What to do: Copy down all of the data underneath, exactly as shown.

[Given data Boundary: Start]

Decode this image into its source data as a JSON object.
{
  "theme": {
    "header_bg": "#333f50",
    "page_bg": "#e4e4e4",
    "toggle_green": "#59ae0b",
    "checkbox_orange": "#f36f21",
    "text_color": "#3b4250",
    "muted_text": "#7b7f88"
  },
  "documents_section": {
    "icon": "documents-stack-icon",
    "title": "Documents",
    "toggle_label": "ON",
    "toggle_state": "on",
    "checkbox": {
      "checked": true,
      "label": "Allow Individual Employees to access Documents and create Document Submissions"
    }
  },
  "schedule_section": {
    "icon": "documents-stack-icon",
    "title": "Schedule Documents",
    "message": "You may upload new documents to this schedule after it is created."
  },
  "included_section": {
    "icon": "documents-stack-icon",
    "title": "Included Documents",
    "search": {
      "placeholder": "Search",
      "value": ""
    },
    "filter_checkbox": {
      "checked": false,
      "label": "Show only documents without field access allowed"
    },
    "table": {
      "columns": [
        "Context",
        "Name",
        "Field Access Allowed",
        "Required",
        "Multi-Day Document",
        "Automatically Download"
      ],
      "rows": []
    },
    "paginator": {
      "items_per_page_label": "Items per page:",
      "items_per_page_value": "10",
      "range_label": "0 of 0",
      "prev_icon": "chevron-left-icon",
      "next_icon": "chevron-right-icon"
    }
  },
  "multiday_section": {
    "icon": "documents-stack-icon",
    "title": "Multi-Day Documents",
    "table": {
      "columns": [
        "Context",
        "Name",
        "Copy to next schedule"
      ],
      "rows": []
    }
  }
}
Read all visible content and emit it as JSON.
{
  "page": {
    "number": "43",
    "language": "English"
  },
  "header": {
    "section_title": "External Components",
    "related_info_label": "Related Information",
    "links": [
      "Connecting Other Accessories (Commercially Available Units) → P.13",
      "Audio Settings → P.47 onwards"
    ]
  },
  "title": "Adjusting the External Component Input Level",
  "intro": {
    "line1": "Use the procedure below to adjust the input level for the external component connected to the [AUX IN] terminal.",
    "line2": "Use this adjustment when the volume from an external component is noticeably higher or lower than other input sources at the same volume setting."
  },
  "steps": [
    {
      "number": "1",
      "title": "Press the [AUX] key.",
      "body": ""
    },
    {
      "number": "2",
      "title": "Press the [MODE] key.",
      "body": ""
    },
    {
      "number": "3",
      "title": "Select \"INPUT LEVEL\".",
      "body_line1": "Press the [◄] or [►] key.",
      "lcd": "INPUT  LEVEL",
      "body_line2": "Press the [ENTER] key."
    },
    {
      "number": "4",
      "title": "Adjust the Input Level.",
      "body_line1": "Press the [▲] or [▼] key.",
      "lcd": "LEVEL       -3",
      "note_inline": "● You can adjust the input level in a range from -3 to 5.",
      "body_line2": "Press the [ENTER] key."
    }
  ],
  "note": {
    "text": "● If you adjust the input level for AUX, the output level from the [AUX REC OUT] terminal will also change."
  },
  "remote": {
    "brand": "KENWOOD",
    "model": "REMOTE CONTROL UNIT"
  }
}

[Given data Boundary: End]

Response area:
Decode this image into its source data as a JSON object.
{
  "theme": {
    "header_bg": "#333f50",
    "page_bg": "#e4e4e4",
    "toggle_green": "#59ae0b",
    "checkbox_orange": "#f36f21",
    "text_color": "#3b4250",
    "muted_text": "#7b7f88"
  },
  "documents_section": {
    "icon": "documents-stack-icon",
    "title": "Documents",
    "toggle_label": "ON",
    "toggle_state": "on",
    "checkbox": {
      "checked": true,
      "label": "Allow Individual Employees to access Documents and create Document Submissions"
    }
  },
  "schedule_section": {
    "icon": "documents-stack-icon",
    "title": "Schedule Documents",
    "message": "You may upload new documents to this schedule after it is created."
  },
  "included_section": {
    "icon": "documents-stack-icon",
    "title": "Included Documents",
    "search": {
      "placeholder": "Search",
      "value": ""
    },
    "filter_checkbox": {
      "checked": false,
      "label": "Show only documents without field access allowed"
    },
    "table": {
      "columns": [
        "Context",
        "Name",
        "Field Access Allowed",
        "Required",
        "Multi-Day Document",
        "Automatically Download"
      ],
      "rows": []
    },
    "paginator": {
      "items_per_page_label": "Items per page:",
      "items_per_page_value": "10",
      "range_label": "0 of 0",
      "prev_icon": "chevron-left-icon",
      "next_icon": "chevron-right-icon"
    }
  },
  "multiday_section": {
    "icon": "documents-stack-icon",
    "title": "Multi-Day Documents",
    "table": {
      "columns": [
        "Context",
        "Name",
        "Copy to next schedule"
      ],
      "rows": []
    }
  }
}
Read all visible content and emit it as JSON.
{
  "page": {
    "number": "43",
    "language": "English"
  },
  "header": {
    "section_title": "External Components",
    "related_info_label": "Related Information",
    "links": [
      "Connecting Other Accessories (Commercially Available Units) → P.13",
      "Audio Settings → P.47 onwards"
    ]
  },
  "title": "Adjusting the External Component Input Level",
  "intro": {
    "line1": "Use the procedure below to adjust the input level for the external component connected to the [AUX IN] terminal.",
    "line2": "Use this adjustment when the volume from an external component is noticeably higher or lower than other input sources at the same volume setting."
  },
  "steps": [
    {
      "number": "1",
      "title": "Press the [AUX] key.",
      "body": ""
    },
    {
      "number": "2",
      "title": "Press the [MODE] key.",
      "body": ""
    },
    {
      "number": "3",
      "title": "Select \"INPUT LEVEL\".",
      "body_line1": "Press the [◄] or [►] key.",
      "lcd": "INPUT  LEVEL",
      "body_line2": "Press the [ENTER] key."
    },
    {
      "number": "4",
      "title": "Adjust the Input Level.",
      "body_line1": "Press the [▲] or [▼] key.",
      "lcd": "LEVEL       -3",
      "note_inline": "● You can adjust the input level in a range from -3 to 5.",
      "body_line2": "Press the [ENTER] key."
    }
  ],
  "note": {
    "text": "● If you adjust the input level for AUX, the output level from the [AUX REC OUT] terminal will also change."
  },
  "remote": {
    "brand": "KENWOOD",
    "model": "REMOTE CONTROL UNIT"
  }
}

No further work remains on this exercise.